Instantaneous and rhythmic, sensual and varied in aspect, harmonious or contrasting in structure — a philosophy in action — “ink” may incite a similarly moderated discussion of relations between abstraction and figuration; of oscillations between the material and the conceptual; of locality and temporality in indexical marks and associative meanings.
— Michelle Fornabai
When I began programming Studio-X in July 2008, I was given a beautiful and largely empty room overlooking the Hudson River, and the mandate to “create a scene.” At first, it felt daunting. But through trial and error, and with the advice of many who felt invested in the success of the space, a scene has emerged. Studio-X is informal and collaborative — a place where exhibitions, research, public events and publications can coexist, overlap and, ideally, converse with each other. The scene is also dynamic and process-oriented. Ideas are workshopped during evening lectures and conversations, and they are materialized during the day.
All of which is why “ink,” an exhibition of ink on mylar drawings by artist and architect Michelle Fornabai, is perfect for the space. Because “ink” is a process in itself — not only a journey of mark-making and perception that “imaginatively projects future events of construction,” but also a series of events and conversations between Chinese and US designers over the course of one year.

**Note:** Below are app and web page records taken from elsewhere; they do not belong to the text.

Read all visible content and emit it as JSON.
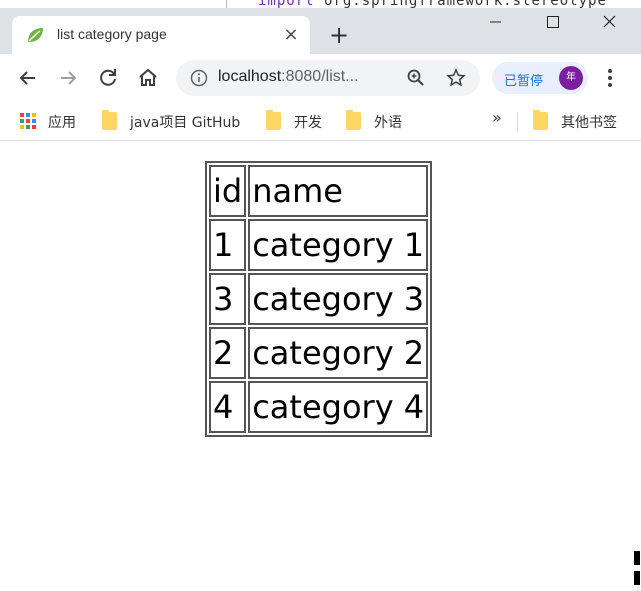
{
  "browser": {
    "tab": {
      "title": "list category page",
      "close_label": "×"
    },
    "new_tab_label": "+",
    "window_controls": {
      "minimize": "—",
      "maximize": "☐",
      "close": "✕"
    },
    "address": {
      "host": "localhost",
      "rest": ":8080/list..."
    },
    "profile": {
      "status_label": "已暂停",
      "avatar_text": "年"
    },
    "bookmarks": [
      {
        "label": "应用",
        "icon": "apps-grid-icon"
      },
      {
        "label": "java项目 GitHub",
        "icon": "folder-icon"
      },
      {
        "label": "开发",
        "icon": "folder-icon"
      },
      {
        "label": "外语",
        "icon": "folder-icon"
      }
    ],
    "bookmarks_more": "»",
    "other_bookmarks": "其他书签",
    "accent_color": "#1a73e8"
  },
  "background_code": {
    "keyword": "import",
    "text": "org.springframework.stereotype"
  },
  "page": {
    "table": {
      "headers": [
        "id",
        "name"
      ],
      "rows": [
        [
          "1",
          "category 1"
        ],
        [
          "3",
          "category 3"
        ],
        [
          "2",
          "category 2"
        ],
        [
          "4",
          "category 4"
        ]
      ]
    }
  }
}
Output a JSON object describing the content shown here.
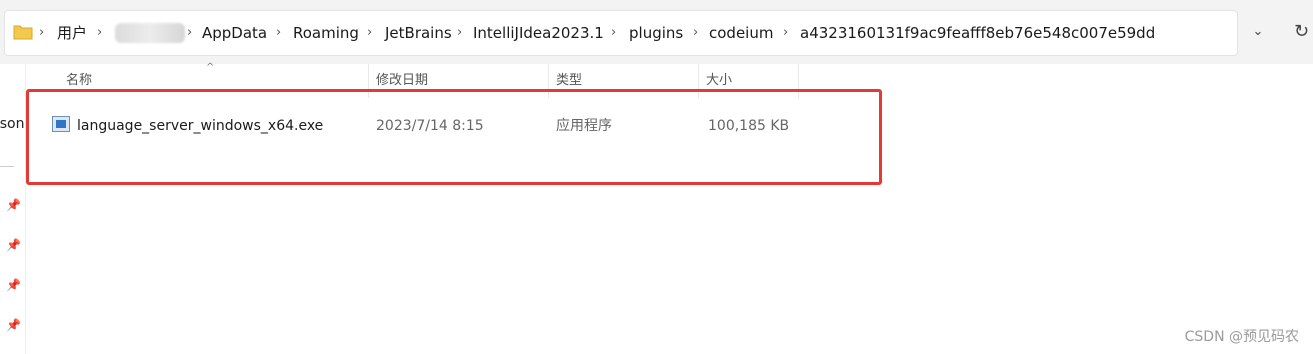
{
  "address_bar": {
    "crumbs": [
      "用户",
      "AppData",
      "Roaming",
      "JetBrains",
      "IntelliJIdea2023.1",
      "plugins",
      "codeium",
      "a4323160131f9ac9feafff8eb76e548c007e59dd"
    ],
    "separator": "›",
    "dropdown": "⌄",
    "refresh": "↻"
  },
  "nav": {
    "partial_label": "rson",
    "pins": [
      "📌",
      "📌",
      "📌",
      "📌"
    ]
  },
  "columns": {
    "name": "名称",
    "modified": "修改日期",
    "type": "类型",
    "size": "大小",
    "sort_indicator": "^"
  },
  "files": [
    {
      "name": "language_server_windows_x64.exe",
      "modified": "2023/7/14 8:15",
      "type": "应用程序",
      "size": "100,185 KB",
      "icon": "exe-file-icon"
    }
  ],
  "watermark": "CSDN @预见码农",
  "colors": {
    "highlight": "#e53935",
    "folder": "#f2c94c"
  }
}
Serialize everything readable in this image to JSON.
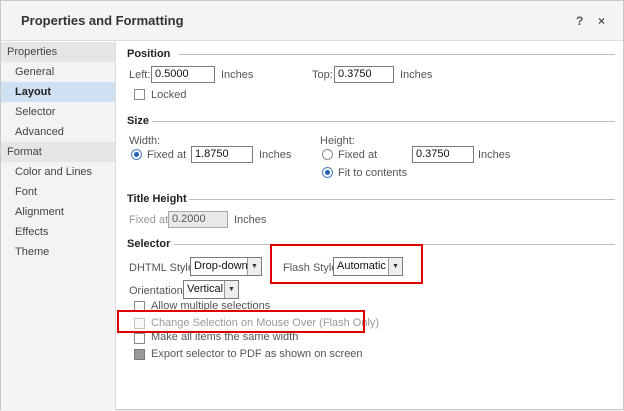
{
  "dialog": {
    "title": "Properties and Formatting",
    "help_label": "?",
    "close_label": "×"
  },
  "sidebar": {
    "properties_header": "Properties",
    "properties_items": [
      "General",
      "Layout",
      "Selector",
      "Advanced"
    ],
    "format_header": "Format",
    "format_items": [
      "Color and Lines",
      "Font",
      "Alignment",
      "Effects",
      "Theme"
    ],
    "active_item": "Layout"
  },
  "position": {
    "title": "Position",
    "left_label": "Left:",
    "left_value": "0.5000",
    "left_unit": "Inches",
    "top_label": "Top:",
    "top_value": "0.3750",
    "top_unit": "Inches",
    "locked_label": "Locked",
    "locked": false
  },
  "size": {
    "title": "Size",
    "width_label": "Width:",
    "width_fixed_label": "Fixed at",
    "width_value": "1.8750",
    "width_unit": "Inches",
    "height_label": "Height:",
    "height_fixed_label": "Fixed at",
    "height_value": "0.3750",
    "height_unit": "Inches",
    "fit_label": "Fit to contents",
    "width_mode": "fixed",
    "height_mode": "fit"
  },
  "title_height": {
    "title": "Title Height",
    "fixed_label": "Fixed at",
    "value": "0.2000",
    "unit": "Inches"
  },
  "selector": {
    "title": "Selector",
    "dhtml_label": "DHTML Style:",
    "dhtml_value": "Drop-down",
    "flash_label": "Flash Style:",
    "flash_value": "Automatic",
    "orientation_label": "Orientation:",
    "orientation_value": "Vertical",
    "allow_multiple_label": "Allow multiple selections",
    "change_on_mouseover_label": "Change Selection on Mouse Over (Flash Only)",
    "same_width_label": "Make all items the same width",
    "export_pdf_label": "Export selector to PDF as shown on screen"
  },
  "highlight_color": "#e00000",
  "accent_color": "#1e62b8"
}
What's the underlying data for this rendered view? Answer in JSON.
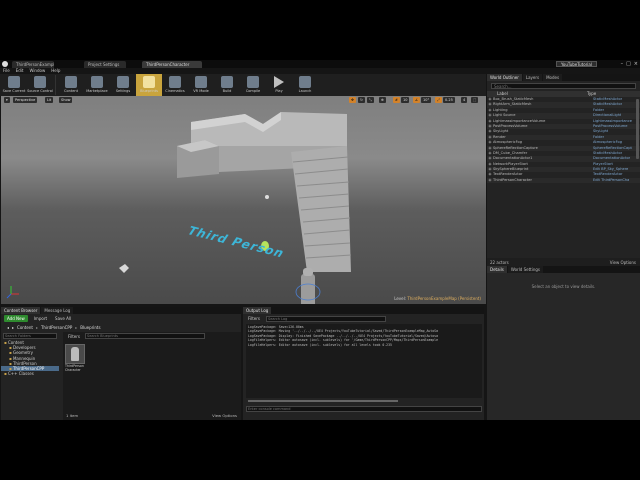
{
  "window": {
    "title": "YouTubeTutorial",
    "tabs": [
      "ThirdPersonExampleMap",
      "Project Settings",
      "ThirdPersonCharacter"
    ],
    "controls": [
      "minimize-icon",
      "maximize-icon",
      "close-icon"
    ]
  },
  "menu": [
    "File",
    "Edit",
    "Window",
    "Help"
  ],
  "toolbar": [
    {
      "label": "Save Current",
      "icon": "save-icon"
    },
    {
      "label": "Source Control",
      "icon": "source-control-icon"
    },
    {
      "label": "Content",
      "icon": "content-icon"
    },
    {
      "label": "Marketplace",
      "icon": "marketplace-icon"
    },
    {
      "label": "Settings",
      "icon": "settings-icon"
    },
    {
      "label": "Blueprints",
      "icon": "blueprints-icon"
    },
    {
      "label": "Cinematics",
      "icon": "cinematics-icon"
    },
    {
      "label": "VR Mode",
      "icon": "vr-mode-icon"
    },
    {
      "label": "Build",
      "icon": "build-icon"
    },
    {
      "label": "Compile",
      "icon": "compile-icon"
    },
    {
      "label": "Play",
      "icon": "play-icon"
    },
    {
      "label": "Launch",
      "icon": "launch-icon"
    }
  ],
  "viewport": {
    "perspective": "Perspective",
    "lit": "Lit",
    "show": "Show",
    "grid_value": "10",
    "angle_value": "10°",
    "scale_value": "0.25",
    "cam_speed": "4",
    "world_text": "Third Person",
    "status_prefix": "Level:",
    "status_level": "ThirdPersonExampleMap (Persistent)"
  },
  "outliner": {
    "tabs": [
      "World Outliner",
      "Layers",
      "Modes"
    ],
    "search_placeholder": "Search...",
    "col_label": "Label",
    "col_type": "Type",
    "rows": [
      {
        "name": "Box_Brush_StaticMesh",
        "type": "StaticMeshActor"
      },
      {
        "name": "RightArm_StaticMesh",
        "type": "StaticMeshActor"
      },
      {
        "name": "Lighting",
        "type": "Folder"
      },
      {
        "name": "Light Source",
        "type": "DirectionalLight"
      },
      {
        "name": "LightmassImportanceVolume",
        "type": "LightmassImportance"
      },
      {
        "name": "PostProcessVolume",
        "type": "PostProcessVolume"
      },
      {
        "name": "SkyLight",
        "type": "SkyLight"
      },
      {
        "name": "Render",
        "type": "Folder"
      },
      {
        "name": "AtmosphericFog",
        "type": "AtmosphericFog"
      },
      {
        "name": "SphereReflectionCapture",
        "type": "SphereReflectionCapt"
      },
      {
        "name": "DM_Cube_Chamfer",
        "type": "StaticMeshActor"
      },
      {
        "name": "DocumentationActor1",
        "type": "DocumentationActor"
      },
      {
        "name": "NetworkPlayerStart",
        "type": "PlayerStart"
      },
      {
        "name": "SkySphereBlueprint",
        "type": "Edit BP_Sky_Sphere"
      },
      {
        "name": "TextRenderActor",
        "type": "TextRenderActor"
      },
      {
        "name": "ThirdPersonCharacter",
        "type": "Edit ThirdPersonCha"
      }
    ],
    "actor_count": "22 actors",
    "view_options": "View Options"
  },
  "details": {
    "tabs": [
      "Details",
      "World Settings"
    ],
    "hint": "Select an object to view details."
  },
  "content_browser": {
    "tabs": [
      "Content Browser",
      "Message Log"
    ],
    "add_new": "Add New",
    "import": "Import",
    "save_all": "Save All",
    "path": [
      "Content",
      "ThirdPersonCPP",
      "Blueprints"
    ],
    "folder_search": "Search Folders",
    "asset_search": "Search Blueprints",
    "filters": "Filters",
    "tree": [
      {
        "name": "Content",
        "level": 0
      },
      {
        "name": "Developers",
        "level": 1
      },
      {
        "name": "Geometry",
        "level": 1
      },
      {
        "name": "Mannequin",
        "level": 1
      },
      {
        "name": "ThirdPerson",
        "level": 1
      },
      {
        "name": "ThirdPersonCPP",
        "level": 1,
        "selected": true
      },
      {
        "name": "C++ Classes",
        "level": 0
      }
    ],
    "asset_name": "ThirdPerson Character",
    "asset_count": "1 item",
    "view_options": "View Options"
  },
  "output_log": {
    "tab": "Output Log",
    "filters": "Filters",
    "search_placeholder": "Search Log",
    "lines": [
      "LogSavePackage: Save=126.00ms",
      "LogSavePackage: Moving '../../../../UE4 Projects/YouTubeTutorial/Saved/ThirdPersonExampleMap_AutoSa",
      "LogSavePackage: Display: Finished SavePackage ../../../../UE4 Projects/YouTubeTutorial/Saved/Autosa",
      "LogFileHelpers: Editor autosave (incl. sublevels) for '/Game/ThirdPersonCPP/Maps/ThirdPersonExample",
      "LogFileHelpers: Editor autosave (incl. sublevels) for all levels took 0.235"
    ],
    "console_placeholder": "Enter console command"
  }
}
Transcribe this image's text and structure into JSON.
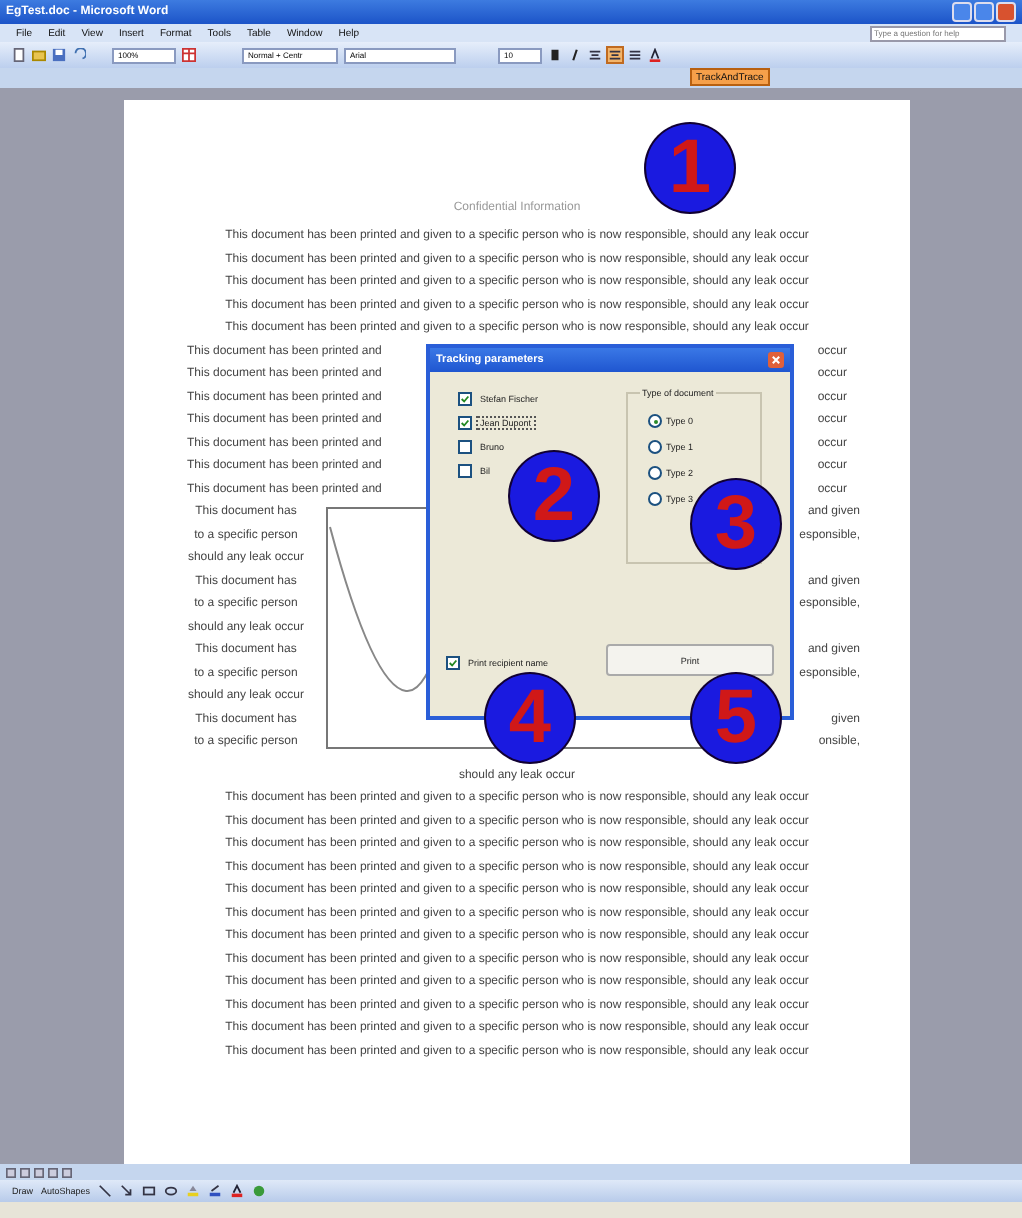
{
  "window": {
    "title": "EgTest.doc - Microsoft Word"
  },
  "menu": [
    "File",
    "Edit",
    "View",
    "Insert",
    "Format",
    "Tools",
    "Table",
    "Window",
    "Help"
  ],
  "help_search": {
    "placeholder": "Type a question for help"
  },
  "toolbar": {
    "zoom": "100%",
    "style": "Normal + Centr",
    "font": "Arial",
    "size": "10"
  },
  "addin_button": "TrackAndTrace",
  "document": {
    "header": "Confidential Information",
    "lines_top": [
      "This document has been printed and given to a specific person who is now responsible, should any leak occur",
      "This document has been printed and given to a specific person who is now responsible, should any leak occur",
      "This document has been printed and given to a specific person who is now responsible, should any leak occur",
      "This document has been printed and given to a specific person who is now responsible, should any leak occur",
      "This document has been printed and given to a specific person who is now responsible, should any leak occur"
    ],
    "split_lines": [
      {
        "left": "This document has been printed and",
        "right": "occur"
      },
      {
        "left": "This document has been printed and",
        "right": "occur"
      },
      {
        "left": "This document has been printed and",
        "right": "occur"
      },
      {
        "left": "This document has been printed and",
        "right": "occur"
      },
      {
        "left": "This document has been printed and",
        "right": "occur"
      },
      {
        "left": "This document has been printed and",
        "right": "occur"
      },
      {
        "left": "This document has been printed and",
        "right": "occur"
      }
    ],
    "wrap_rows": [
      {
        "left": "This document has",
        "right": "and given"
      },
      {
        "left": "to a specific person",
        "right": "esponsible,"
      },
      {
        "left": "should any leak occur"
      },
      {
        "left": "This document has",
        "right": "and given"
      },
      {
        "left": "to a specific person",
        "right": "esponsible,"
      },
      {
        "left": "should any leak occur"
      },
      {
        "left": "This document has",
        "right": "and given"
      },
      {
        "left": "to a specific person",
        "right": "esponsible,"
      },
      {
        "left": "should any leak occur"
      },
      {
        "left": "This document has",
        "right": "given"
      },
      {
        "left": "to a specific person",
        "right": "onsible,"
      }
    ],
    "caption": "should any leak occur",
    "lines_bottom": [
      "This document has been printed and given to a specific person who is now responsible, should any leak occur",
      "This document has been printed and given to a specific person who is now responsible, should any leak occur",
      "This document has been printed and given to a specific person who is now responsible, should any leak occur",
      "This document has been printed and given to a specific person who is now responsible, should any leak occur",
      "This document has been printed and given to a specific person who is now responsible, should any leak occur",
      "This document has been printed and given to a specific person who is now responsible, should any leak occur",
      "This document has been printed and given to a specific person who is now responsible, should any leak occur",
      "This document has been printed and given to a specific person who is now responsible, should any leak occur",
      "This document has been printed and given to a specific person who is now responsible, should any leak occur",
      "This document has been printed and given to a specific person who is now responsible, should any leak occur",
      "This document has been printed and given to a specific person who is now responsible, should any leak occur",
      "This document has been printed and given to a specific person who is now responsible, should any leak occur"
    ]
  },
  "dialog": {
    "title": "Tracking parameters",
    "recipients": [
      {
        "label": "Stefan Fischer",
        "checked": true,
        "focused": false
      },
      {
        "label": "Jean Dupont",
        "checked": true,
        "focused": true
      },
      {
        "label": "Bruno",
        "checked": false,
        "focused": false
      },
      {
        "label": "Bil",
        "checked": false,
        "focused": false
      }
    ],
    "group_title": "Type of document",
    "types": [
      {
        "label": "Type 0",
        "selected": true
      },
      {
        "label": "Type 1",
        "selected": false
      },
      {
        "label": "Type 2",
        "selected": false
      },
      {
        "label": "Type 3",
        "selected": false
      }
    ],
    "print_name": {
      "label": "Print recipient name",
      "checked": true
    },
    "button": "Print"
  },
  "callouts": [
    "1",
    "2",
    "3",
    "4",
    "5"
  ],
  "drawing_toolbar": {
    "draw": "Draw",
    "autoshapes": "AutoShapes"
  }
}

“Ink” debuted in July 2009 at Studio-X Beijing, the second hub of the Studio-X Global Network, a new initiative by the Graduate School of Architecture, Planning and Preservation of Columbia University. Tonight, New Yorkers will be able to jump into the conversation that began last year on the other side of the world, and interact with respondents and audience members in Beijing. Live simulcast conversations and idea-sharing events will occur more and more as the Studio-X Network grows (plans are underway to open Studio-Xs in high-density areas in India, Brazil and Russia). In a recent statement, GSAPP Dean Mark Wigley suggested that “[s]uch a global think tank must be based on the deep conviction that those parts of the world that are changing the most have the most to teach us. Older centers of power and wisdom must learn from the newer centers, which in turn learn from each other.”
The accompanying slideshow represents some of the work on display, alongside a commentary and statement by Michelle Fornabai. “Rather than acting as a material trace or as a record of events,” she suggests, “construction documents in architecture are projective: both as an abstract system of orthogonal projection and as a set of instructions for a future event.” The drawings, paintings and mock material studies in this exhibition question the irrational potentials of these documents through a series of acts in ink and concrete. They evoke American Abstract Expressionism, Rorschach testing, Chinese calligraphy and a newly minted literary and architectural genre, “Concrete Poetry,” to explore marks and meaning, material stimuli and making sense, psychic readings and programmatic possibilities. According to Fornabai, “Using emergent theories in neurophysiology which explore the intersection of sensation, perception and cognitive processing, the project will document an experience of events in a material — both as a series of constructive acts in making, and in manifesting corporeal experiences for the viewer.”